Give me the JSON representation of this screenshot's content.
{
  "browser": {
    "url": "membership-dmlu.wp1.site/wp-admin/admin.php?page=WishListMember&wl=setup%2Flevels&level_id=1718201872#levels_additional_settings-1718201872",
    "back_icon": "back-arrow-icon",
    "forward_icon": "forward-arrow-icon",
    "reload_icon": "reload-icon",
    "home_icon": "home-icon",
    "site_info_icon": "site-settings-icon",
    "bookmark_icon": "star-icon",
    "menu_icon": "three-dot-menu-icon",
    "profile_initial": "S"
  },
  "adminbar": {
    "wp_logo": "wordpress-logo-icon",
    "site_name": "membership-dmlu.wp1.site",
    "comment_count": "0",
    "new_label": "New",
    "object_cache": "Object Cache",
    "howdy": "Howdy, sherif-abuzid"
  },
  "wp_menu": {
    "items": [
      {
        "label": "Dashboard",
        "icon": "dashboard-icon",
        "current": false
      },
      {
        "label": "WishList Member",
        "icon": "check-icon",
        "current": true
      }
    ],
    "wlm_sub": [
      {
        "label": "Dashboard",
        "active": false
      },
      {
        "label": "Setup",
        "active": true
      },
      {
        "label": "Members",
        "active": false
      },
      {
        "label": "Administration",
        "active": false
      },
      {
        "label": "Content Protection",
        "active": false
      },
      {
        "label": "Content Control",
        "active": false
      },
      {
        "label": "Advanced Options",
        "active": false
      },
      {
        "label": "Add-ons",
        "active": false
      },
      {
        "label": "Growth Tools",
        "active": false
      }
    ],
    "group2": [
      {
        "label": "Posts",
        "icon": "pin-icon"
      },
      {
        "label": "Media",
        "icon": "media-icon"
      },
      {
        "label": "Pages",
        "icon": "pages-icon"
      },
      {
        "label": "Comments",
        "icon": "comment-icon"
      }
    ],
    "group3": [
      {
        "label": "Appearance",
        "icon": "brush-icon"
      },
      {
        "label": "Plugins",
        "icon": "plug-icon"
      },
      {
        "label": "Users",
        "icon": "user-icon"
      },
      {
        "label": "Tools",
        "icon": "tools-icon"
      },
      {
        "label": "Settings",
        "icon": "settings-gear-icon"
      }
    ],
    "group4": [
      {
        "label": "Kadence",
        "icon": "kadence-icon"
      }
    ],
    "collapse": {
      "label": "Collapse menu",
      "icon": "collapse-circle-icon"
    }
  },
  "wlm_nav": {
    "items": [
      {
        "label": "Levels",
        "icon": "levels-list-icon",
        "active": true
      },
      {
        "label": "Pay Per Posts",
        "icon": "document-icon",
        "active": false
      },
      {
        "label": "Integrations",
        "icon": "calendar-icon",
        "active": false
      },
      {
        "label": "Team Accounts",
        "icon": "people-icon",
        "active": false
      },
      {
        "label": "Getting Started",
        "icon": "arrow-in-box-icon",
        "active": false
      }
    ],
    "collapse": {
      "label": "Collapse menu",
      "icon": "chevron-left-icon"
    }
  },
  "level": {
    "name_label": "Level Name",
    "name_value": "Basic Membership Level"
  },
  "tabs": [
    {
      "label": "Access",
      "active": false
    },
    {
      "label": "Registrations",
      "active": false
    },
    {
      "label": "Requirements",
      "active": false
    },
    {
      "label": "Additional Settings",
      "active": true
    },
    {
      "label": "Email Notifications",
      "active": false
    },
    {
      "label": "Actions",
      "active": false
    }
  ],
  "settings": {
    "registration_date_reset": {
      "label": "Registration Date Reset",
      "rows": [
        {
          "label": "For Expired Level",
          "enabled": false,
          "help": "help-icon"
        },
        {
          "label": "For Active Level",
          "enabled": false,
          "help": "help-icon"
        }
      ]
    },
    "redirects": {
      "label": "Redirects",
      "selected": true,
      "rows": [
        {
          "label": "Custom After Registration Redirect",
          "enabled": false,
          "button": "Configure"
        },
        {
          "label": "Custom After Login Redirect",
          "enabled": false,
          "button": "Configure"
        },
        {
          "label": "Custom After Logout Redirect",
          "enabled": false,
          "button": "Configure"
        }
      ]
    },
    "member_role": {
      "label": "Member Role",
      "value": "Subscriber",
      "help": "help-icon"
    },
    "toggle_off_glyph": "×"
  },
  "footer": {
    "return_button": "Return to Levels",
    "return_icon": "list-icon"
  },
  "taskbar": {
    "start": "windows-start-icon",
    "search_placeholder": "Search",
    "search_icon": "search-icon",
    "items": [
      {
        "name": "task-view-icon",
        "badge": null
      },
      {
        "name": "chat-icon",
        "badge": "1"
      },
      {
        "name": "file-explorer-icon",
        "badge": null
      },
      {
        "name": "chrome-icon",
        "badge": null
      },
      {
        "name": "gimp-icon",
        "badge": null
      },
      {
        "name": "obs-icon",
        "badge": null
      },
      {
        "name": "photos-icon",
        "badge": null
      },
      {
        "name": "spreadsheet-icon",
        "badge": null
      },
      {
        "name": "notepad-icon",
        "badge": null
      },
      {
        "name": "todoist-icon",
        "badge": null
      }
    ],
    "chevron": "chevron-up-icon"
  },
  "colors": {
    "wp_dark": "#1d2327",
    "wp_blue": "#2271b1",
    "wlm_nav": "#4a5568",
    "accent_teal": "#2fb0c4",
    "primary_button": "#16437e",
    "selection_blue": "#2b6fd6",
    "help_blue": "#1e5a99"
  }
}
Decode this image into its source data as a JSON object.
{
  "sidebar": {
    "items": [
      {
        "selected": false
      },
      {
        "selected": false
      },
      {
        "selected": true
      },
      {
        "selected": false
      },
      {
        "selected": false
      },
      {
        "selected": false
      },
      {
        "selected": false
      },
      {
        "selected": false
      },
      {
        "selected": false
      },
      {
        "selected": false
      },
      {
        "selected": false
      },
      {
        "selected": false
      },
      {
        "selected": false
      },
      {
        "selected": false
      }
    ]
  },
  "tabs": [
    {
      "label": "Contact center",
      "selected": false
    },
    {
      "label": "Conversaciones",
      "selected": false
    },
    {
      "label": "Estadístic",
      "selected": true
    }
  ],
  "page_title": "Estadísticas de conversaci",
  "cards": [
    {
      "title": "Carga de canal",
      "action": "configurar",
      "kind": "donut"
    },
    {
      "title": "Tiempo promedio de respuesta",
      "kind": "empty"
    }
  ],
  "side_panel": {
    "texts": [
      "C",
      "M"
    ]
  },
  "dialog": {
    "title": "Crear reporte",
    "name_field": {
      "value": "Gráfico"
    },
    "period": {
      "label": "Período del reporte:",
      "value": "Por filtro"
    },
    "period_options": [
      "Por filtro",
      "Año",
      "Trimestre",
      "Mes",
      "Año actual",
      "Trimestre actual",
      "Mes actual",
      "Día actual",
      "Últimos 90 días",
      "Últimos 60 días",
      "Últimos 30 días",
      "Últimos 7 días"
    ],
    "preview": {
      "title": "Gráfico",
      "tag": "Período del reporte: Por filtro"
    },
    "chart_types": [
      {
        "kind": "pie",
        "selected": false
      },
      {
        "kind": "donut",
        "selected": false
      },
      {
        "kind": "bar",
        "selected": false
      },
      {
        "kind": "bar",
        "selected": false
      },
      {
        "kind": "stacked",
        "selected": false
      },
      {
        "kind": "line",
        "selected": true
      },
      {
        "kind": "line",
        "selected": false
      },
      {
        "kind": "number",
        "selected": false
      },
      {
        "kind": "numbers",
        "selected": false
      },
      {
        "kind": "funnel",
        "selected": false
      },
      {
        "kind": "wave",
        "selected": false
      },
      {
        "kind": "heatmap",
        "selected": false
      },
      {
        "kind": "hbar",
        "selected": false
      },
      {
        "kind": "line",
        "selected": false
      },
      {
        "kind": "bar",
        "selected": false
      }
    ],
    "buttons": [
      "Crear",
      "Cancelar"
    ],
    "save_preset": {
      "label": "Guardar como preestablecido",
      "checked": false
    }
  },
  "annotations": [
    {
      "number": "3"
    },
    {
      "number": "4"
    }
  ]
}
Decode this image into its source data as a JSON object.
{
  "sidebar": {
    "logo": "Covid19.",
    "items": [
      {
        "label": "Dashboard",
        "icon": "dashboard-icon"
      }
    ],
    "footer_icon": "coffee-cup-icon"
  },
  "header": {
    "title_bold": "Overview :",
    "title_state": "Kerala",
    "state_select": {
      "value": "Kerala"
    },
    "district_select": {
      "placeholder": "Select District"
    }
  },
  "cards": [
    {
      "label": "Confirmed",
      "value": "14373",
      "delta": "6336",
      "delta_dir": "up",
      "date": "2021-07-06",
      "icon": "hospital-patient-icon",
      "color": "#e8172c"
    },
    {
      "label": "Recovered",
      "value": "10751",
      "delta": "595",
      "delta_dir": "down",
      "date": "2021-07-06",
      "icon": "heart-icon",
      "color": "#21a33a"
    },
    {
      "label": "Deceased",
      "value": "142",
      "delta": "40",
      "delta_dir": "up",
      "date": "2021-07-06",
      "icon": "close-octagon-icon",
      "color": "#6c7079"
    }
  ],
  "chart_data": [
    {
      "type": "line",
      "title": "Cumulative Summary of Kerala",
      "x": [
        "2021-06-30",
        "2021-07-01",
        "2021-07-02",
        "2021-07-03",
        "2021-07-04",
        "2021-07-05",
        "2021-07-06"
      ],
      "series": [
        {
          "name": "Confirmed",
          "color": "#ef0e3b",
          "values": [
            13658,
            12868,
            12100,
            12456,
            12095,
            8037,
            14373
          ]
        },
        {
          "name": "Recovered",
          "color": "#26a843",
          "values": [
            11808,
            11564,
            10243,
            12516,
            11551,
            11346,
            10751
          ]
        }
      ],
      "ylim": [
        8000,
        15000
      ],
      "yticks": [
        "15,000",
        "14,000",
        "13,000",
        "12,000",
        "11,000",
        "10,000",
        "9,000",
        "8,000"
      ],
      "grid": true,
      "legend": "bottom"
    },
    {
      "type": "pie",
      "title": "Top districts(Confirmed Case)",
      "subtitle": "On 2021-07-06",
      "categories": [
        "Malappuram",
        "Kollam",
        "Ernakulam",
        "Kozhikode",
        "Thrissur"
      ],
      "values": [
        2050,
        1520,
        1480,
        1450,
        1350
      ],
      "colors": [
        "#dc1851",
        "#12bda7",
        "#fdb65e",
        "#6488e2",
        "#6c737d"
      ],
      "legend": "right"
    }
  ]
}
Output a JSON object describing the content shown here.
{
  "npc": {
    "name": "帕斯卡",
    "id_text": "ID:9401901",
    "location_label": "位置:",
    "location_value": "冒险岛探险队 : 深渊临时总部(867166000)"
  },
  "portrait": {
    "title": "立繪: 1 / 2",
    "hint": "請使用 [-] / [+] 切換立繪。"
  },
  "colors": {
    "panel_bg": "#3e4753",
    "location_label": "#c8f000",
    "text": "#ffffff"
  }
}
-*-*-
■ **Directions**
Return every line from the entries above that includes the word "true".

■ **Output of the task**
        "current": true
        "active": true
        "active": true
      "active": true
      "selected": true,
        "selected": true
      "selected": true
        "selected": true
      "grid": true,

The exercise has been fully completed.